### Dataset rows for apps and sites
--------------------------------
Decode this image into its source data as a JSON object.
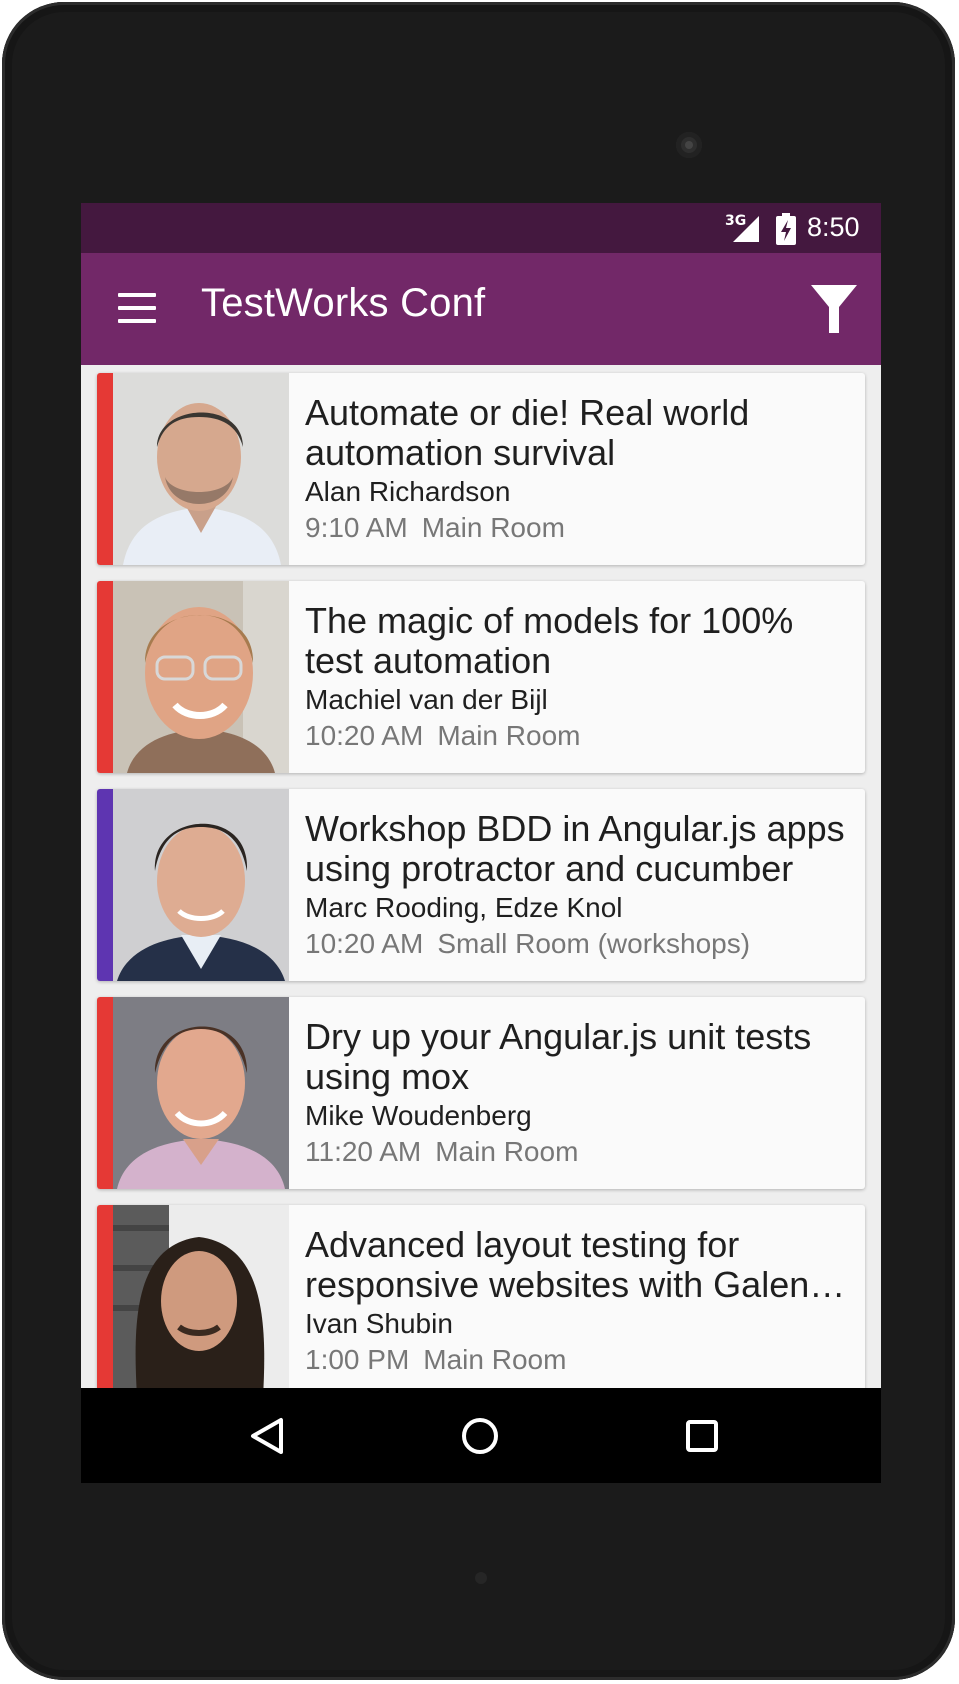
{
  "status_bar": {
    "network": "3G",
    "time": "8:50"
  },
  "app_bar": {
    "title": "TestWorks Conf",
    "menu_icon": "hamburger-menu-icon",
    "filter_icon": "filter-icon",
    "color": "#722868"
  },
  "sessions": [
    {
      "title": "Automate or die! Real world automation survival",
      "speaker": "Alan Richardson",
      "time": "9:10 AM",
      "room": "Main Room",
      "accent": "#e53935"
    },
    {
      "title": "The magic of models for 100% test automation",
      "speaker": "Machiel van der Bijl",
      "time": "10:20 AM",
      "room": "Main Room",
      "accent": "#e53935"
    },
    {
      "title": "Workshop BDD in Angular.js apps using protractor and cucumber",
      "speaker": "Marc Rooding, Edze Knol",
      "time": "10:20 AM",
      "room": "Small Room (workshops)",
      "accent": "#5e35b1"
    },
    {
      "title": "Dry up your Angular.js unit tests using mox",
      "speaker": "Mike Woudenberg",
      "time": "11:20 AM",
      "room": "Main Room",
      "accent": "#e53935"
    },
    {
      "title": "Advanced layout testing for responsive websites with Galen…",
      "speaker": "Ivan Shubin",
      "time": "1:00 PM",
      "room": "Main Room",
      "accent": "#e53935"
    }
  ],
  "nav_bar": {
    "back_icon": "back-triangle-icon",
    "home_icon": "home-circle-icon",
    "recents_icon": "recents-square-icon"
  }
}
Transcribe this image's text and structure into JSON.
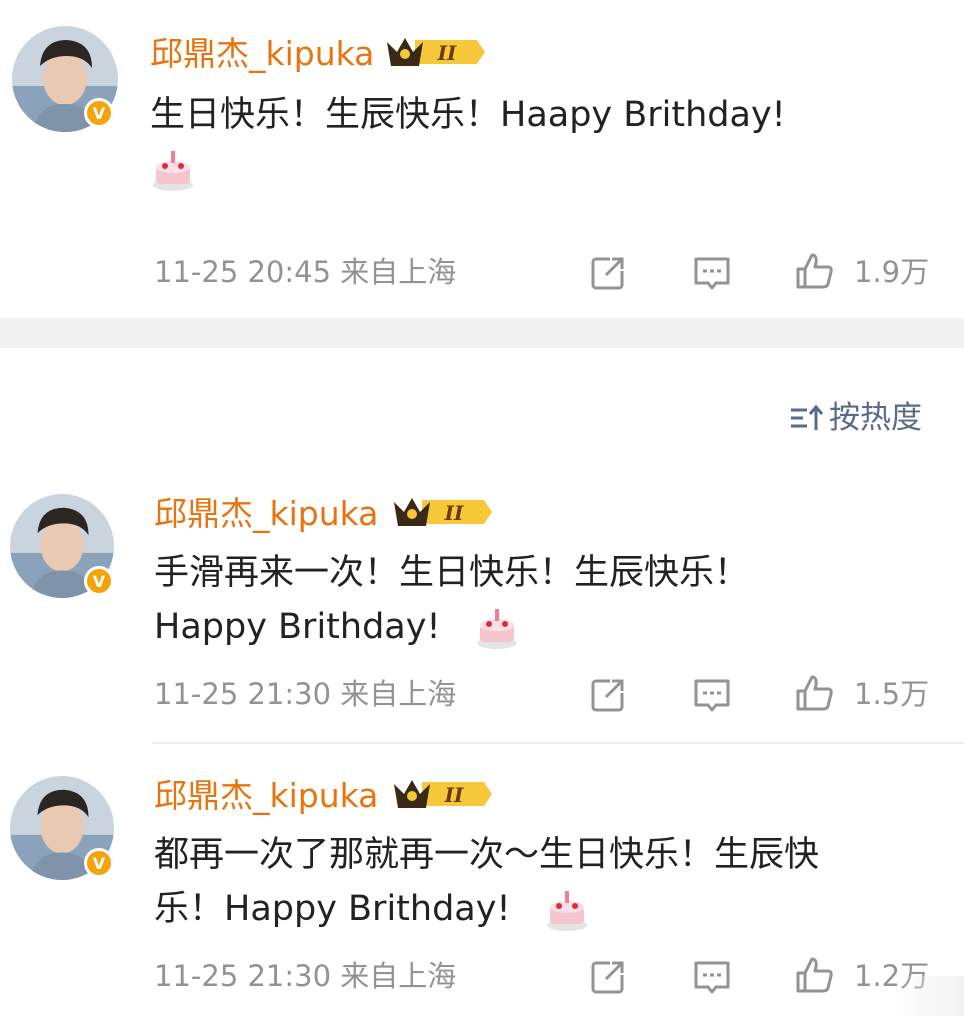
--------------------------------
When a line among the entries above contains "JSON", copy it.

Decode this image into its source data as a JSON object.
Transcribe this image's text and structure into JSON.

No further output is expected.